*** Opening of Supplied material ***
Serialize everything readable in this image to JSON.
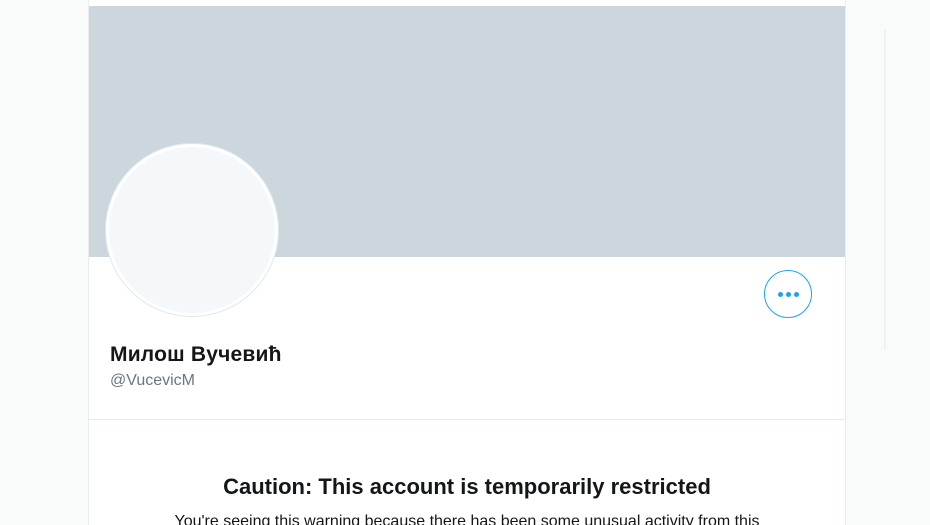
{
  "profile": {
    "display_name": "Милош Вучевић",
    "handle": "@VucevicM",
    "more_button_icon": "more-horizontal-icon"
  },
  "warning": {
    "title": "Caution: This account is temporarily restricted",
    "text": "You're seeing this warning because there has been some unusual activity from this"
  },
  "colors": {
    "banner": "#ccd6dd",
    "accent": "#1da1f2",
    "text_primary": "#14171a",
    "text_secondary": "#657786"
  }
}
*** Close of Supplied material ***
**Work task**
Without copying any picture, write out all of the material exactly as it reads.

**Solution for this problem**
Serialize everything readable in this image to JSON.
{
  "profile": {
    "display_name": "Милош Вучевић",
    "handle": "@VucevicM",
    "more_button_icon": "more-horizontal-icon"
  },
  "warning": {
    "title": "Caution: This account is temporarily restricted",
    "text": "You're seeing this warning because there has been some unusual activity from this"
  },
  "colors": {
    "banner": "#ccd6dd",
    "accent": "#1da1f2",
    "text_primary": "#14171a",
    "text_secondary": "#657786"
  }
}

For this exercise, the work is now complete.